## TASK REQUIREMENTS
The following entries are to be retyped in full, exactly as written.

## DATA FOR REVIEW
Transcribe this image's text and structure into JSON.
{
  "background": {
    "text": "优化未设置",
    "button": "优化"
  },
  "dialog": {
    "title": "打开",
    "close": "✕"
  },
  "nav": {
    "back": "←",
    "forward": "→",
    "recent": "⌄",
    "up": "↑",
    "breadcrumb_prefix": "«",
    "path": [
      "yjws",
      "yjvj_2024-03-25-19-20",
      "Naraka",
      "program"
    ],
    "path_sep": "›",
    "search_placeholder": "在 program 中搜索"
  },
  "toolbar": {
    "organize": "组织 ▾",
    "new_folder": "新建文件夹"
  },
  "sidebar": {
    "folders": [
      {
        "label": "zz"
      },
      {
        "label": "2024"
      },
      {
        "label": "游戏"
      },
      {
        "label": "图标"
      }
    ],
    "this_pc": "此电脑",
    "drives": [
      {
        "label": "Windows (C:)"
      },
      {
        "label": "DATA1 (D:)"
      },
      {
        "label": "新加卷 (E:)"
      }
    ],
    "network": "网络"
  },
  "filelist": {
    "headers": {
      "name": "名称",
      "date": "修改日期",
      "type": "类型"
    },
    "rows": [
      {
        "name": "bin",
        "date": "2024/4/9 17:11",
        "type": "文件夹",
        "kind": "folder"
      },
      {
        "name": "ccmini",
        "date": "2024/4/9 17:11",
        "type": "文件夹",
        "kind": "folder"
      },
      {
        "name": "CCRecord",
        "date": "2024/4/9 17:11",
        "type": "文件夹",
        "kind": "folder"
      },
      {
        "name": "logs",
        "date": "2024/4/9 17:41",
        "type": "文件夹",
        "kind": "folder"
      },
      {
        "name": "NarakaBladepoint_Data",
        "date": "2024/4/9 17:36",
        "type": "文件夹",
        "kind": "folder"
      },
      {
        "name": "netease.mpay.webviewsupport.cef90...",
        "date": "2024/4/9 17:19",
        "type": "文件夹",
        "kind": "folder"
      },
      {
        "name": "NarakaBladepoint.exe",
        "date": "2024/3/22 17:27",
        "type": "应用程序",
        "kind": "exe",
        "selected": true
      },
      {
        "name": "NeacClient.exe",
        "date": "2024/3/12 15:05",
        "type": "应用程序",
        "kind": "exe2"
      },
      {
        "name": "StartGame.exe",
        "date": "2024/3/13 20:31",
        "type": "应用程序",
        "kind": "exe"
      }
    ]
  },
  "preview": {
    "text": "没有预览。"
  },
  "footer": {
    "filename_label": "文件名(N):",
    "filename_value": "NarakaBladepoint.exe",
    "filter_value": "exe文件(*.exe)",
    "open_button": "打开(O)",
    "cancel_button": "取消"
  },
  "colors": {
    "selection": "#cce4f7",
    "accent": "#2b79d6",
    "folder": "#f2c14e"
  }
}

## ANSWER TO THE PROBLEM
Transcribe this image's text and structure into JSON.
{
  "background": {
    "text": "优化未设置",
    "button": "优化"
  },
  "dialog": {
    "title": "打开",
    "close": "✕"
  },
  "nav": {
    "back": "←",
    "forward": "→",
    "recent": "⌄",
    "up": "↑",
    "breadcrumb_prefix": "«",
    "path": [
      "yjws",
      "yjvj_2024-03-25-19-20",
      "Naraka",
      "program"
    ],
    "path_sep": "›",
    "search_placeholder": "在 program 中搜索"
  },
  "toolbar": {
    "organize": "组织 ▾",
    "new_folder": "新建文件夹"
  },
  "sidebar": {
    "folders": [
      {
        "label": "zz"
      },
      {
        "label": "2024"
      },
      {
        "label": "游戏"
      },
      {
        "label": "图标"
      }
    ],
    "this_pc": "此电脑",
    "drives": [
      {
        "label": "Windows (C:)"
      },
      {
        "label": "DATA1 (D:)"
      },
      {
        "label": "新加卷 (E:)"
      }
    ],
    "network": "网络"
  },
  "filelist": {
    "headers": {
      "name": "名称",
      "date": "修改日期",
      "type": "类型"
    },
    "rows": [
      {
        "name": "bin",
        "date": "2024/4/9 17:11",
        "type": "文件夹",
        "kind": "folder"
      },
      {
        "name": "ccmini",
        "date": "2024/4/9 17:11",
        "type": "文件夹",
        "kind": "folder"
      },
      {
        "name": "CCRecord",
        "date": "2024/4/9 17:11",
        "type": "文件夹",
        "kind": "folder"
      },
      {
        "name": "logs",
        "date": "2024/4/9 17:41",
        "type": "文件夹",
        "kind": "folder"
      },
      {
        "name": "NarakaBladepoint_Data",
        "date": "2024/4/9 17:36",
        "type": "文件夹",
        "kind": "folder"
      },
      {
        "name": "netease.mpay.webviewsupport.cef90...",
        "date": "2024/4/9 17:19",
        "type": "文件夹",
        "kind": "folder"
      },
      {
        "name": "NarakaBladepoint.exe",
        "date": "2024/3/22 17:27",
        "type": "应用程序",
        "kind": "exe",
        "selected": true
      },
      {
        "name": "NeacClient.exe",
        "date": "2024/3/12 15:05",
        "type": "应用程序",
        "kind": "exe2"
      },
      {
        "name": "StartGame.exe",
        "date": "2024/3/13 20:31",
        "type": "应用程序",
        "kind": "exe"
      }
    ]
  },
  "preview": {
    "text": "没有预览。"
  },
  "footer": {
    "filename_label": "文件名(N):",
    "filename_value": "NarakaBladepoint.exe",
    "filter_value": "exe文件(*.exe)",
    "open_button": "打开(O)",
    "cancel_button": "取消"
  },
  "colors": {
    "selection": "#cce4f7",
    "accent": "#2b79d6",
    "folder": "#f2c14e"
  }
}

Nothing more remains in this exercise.